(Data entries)
Content starts

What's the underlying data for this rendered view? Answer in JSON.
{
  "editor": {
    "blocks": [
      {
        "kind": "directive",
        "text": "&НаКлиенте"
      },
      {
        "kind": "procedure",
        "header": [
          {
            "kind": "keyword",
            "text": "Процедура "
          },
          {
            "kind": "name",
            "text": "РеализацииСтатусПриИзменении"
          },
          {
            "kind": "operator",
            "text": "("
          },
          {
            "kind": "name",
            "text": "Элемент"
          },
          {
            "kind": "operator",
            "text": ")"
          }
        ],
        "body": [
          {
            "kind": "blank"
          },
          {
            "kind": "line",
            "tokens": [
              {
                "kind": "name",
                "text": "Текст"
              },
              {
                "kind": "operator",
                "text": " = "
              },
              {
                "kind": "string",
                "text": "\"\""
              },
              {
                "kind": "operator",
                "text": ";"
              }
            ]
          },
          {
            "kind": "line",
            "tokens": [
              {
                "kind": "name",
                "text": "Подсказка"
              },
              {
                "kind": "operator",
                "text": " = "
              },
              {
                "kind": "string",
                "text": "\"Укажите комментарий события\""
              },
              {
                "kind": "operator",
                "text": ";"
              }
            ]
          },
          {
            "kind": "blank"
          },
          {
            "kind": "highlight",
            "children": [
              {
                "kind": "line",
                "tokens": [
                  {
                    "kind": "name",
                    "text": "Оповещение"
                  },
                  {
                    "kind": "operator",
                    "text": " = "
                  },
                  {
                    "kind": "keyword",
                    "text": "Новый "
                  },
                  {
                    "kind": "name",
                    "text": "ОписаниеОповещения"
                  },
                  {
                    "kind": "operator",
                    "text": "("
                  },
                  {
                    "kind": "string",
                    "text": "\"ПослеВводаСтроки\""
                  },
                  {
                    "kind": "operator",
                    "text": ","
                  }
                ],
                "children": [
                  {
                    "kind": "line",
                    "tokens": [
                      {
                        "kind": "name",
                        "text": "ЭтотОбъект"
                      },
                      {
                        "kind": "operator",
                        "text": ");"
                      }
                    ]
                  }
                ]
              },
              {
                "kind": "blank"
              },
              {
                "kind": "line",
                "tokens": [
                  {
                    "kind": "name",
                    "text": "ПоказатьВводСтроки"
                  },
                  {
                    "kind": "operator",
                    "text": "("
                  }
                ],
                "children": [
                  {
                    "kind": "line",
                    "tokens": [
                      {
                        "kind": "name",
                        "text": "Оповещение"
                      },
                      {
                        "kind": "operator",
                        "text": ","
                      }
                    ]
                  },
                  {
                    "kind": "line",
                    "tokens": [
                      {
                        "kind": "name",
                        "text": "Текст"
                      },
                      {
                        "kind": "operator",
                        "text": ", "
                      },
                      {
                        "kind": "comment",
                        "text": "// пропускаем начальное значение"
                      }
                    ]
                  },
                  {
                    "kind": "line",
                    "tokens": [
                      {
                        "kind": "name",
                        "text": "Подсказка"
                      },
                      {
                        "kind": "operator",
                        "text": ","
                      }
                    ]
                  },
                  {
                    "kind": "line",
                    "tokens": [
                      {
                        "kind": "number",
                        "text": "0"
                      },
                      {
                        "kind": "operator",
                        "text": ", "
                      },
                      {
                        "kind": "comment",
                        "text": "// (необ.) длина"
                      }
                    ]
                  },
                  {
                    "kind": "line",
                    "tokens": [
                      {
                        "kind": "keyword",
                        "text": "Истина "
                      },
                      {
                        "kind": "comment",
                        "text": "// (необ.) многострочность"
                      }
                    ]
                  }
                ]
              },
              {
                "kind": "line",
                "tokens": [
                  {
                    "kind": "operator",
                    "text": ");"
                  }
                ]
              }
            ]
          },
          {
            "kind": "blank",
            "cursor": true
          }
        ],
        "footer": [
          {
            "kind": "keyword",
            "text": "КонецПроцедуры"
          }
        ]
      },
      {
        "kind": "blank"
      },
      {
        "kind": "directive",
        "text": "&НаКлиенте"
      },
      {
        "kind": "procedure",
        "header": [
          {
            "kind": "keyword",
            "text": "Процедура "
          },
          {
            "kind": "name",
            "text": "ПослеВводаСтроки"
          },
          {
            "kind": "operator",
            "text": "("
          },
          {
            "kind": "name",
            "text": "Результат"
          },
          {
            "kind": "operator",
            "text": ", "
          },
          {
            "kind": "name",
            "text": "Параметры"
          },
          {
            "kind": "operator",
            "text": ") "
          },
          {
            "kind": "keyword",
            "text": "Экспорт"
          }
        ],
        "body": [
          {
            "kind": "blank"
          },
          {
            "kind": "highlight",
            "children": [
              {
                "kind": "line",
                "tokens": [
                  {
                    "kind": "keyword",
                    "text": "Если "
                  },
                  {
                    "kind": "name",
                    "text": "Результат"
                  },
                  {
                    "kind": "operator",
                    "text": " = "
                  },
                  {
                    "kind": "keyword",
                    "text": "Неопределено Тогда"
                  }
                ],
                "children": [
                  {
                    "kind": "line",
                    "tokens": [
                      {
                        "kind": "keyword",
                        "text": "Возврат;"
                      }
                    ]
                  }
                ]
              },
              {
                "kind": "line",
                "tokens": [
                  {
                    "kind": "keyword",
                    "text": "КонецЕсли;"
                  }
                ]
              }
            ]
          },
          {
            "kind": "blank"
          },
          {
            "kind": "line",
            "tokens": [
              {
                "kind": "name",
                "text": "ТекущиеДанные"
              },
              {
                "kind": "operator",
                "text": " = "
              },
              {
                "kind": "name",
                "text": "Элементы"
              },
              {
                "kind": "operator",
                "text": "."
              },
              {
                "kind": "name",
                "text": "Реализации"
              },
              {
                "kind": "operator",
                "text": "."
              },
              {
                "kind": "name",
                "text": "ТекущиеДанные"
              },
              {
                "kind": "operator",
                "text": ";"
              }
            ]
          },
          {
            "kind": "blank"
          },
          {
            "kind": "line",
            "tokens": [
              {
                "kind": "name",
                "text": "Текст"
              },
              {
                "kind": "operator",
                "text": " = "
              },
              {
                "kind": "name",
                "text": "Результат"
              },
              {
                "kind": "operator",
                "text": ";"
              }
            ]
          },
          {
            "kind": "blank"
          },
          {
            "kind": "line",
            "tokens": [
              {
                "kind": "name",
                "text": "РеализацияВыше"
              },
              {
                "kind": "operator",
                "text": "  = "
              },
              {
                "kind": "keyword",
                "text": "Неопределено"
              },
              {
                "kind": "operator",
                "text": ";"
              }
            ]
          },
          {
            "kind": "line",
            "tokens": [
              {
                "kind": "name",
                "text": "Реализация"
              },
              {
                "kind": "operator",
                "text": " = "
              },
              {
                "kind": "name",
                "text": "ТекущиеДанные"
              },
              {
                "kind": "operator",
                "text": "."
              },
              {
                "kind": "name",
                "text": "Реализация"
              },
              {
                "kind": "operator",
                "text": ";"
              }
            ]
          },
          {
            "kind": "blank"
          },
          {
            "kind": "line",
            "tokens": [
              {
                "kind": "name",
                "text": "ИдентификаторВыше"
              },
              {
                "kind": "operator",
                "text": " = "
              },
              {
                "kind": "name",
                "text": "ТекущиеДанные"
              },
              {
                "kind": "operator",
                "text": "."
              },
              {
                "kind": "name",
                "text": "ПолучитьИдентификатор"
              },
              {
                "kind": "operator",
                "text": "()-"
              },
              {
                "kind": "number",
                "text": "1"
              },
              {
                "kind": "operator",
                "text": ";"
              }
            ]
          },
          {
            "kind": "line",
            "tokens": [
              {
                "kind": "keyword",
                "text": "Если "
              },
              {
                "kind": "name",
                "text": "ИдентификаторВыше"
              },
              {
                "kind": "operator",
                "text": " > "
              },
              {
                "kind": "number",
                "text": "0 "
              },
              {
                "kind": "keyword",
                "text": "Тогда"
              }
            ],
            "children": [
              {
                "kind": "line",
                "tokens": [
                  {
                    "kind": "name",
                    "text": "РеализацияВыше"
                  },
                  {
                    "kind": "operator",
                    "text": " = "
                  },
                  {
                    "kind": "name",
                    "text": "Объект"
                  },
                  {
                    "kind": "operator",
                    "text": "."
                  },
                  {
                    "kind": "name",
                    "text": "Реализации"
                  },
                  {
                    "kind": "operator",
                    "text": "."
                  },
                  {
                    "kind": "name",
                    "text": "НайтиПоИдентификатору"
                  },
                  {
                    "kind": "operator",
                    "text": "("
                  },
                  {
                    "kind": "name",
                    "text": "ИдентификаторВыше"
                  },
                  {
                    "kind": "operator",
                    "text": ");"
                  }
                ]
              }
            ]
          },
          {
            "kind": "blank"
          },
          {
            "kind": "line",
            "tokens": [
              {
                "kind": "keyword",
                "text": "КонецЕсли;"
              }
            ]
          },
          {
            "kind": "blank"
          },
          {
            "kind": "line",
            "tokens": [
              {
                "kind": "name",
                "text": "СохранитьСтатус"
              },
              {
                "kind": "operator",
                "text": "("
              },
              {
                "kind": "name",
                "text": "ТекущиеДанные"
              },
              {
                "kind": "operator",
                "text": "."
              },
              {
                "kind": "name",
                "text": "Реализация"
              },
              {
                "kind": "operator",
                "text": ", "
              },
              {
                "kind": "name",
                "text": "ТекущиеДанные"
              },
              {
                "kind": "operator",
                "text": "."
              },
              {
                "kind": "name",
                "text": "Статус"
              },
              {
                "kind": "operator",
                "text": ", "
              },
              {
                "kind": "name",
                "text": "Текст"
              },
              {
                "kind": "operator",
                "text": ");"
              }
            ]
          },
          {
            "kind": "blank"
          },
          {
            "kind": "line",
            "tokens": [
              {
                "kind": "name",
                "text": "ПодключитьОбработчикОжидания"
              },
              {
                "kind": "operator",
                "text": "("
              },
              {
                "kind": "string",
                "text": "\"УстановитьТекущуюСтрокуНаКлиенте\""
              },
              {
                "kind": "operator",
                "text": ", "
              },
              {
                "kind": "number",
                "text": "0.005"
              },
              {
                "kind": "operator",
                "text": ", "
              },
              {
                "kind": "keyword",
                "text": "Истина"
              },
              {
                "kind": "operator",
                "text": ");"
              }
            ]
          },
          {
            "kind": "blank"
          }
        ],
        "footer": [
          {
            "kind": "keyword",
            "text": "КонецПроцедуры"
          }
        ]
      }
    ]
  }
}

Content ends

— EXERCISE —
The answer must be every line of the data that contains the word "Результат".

— COMPLETED TASK —
            "text": "Результат"
                    "text": "Результат"
                "text": "Результат"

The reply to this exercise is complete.